State how many lines of the records contain the string "icon", and give no other information.
======
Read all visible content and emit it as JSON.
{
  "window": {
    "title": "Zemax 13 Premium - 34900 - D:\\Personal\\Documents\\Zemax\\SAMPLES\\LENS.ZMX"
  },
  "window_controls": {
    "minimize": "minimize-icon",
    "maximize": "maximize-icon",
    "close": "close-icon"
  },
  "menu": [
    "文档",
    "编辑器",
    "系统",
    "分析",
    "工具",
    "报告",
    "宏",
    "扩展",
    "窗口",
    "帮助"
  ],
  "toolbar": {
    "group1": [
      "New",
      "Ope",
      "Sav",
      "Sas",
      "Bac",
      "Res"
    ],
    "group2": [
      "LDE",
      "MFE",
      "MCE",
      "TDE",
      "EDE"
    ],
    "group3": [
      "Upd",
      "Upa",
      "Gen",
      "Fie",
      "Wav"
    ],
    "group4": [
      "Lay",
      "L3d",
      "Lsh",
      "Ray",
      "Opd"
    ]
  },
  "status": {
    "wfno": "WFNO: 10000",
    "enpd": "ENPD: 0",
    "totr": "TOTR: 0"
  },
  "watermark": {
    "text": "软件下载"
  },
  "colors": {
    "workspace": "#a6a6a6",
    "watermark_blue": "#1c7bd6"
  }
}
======
### RESULT OF THIS TASK:
3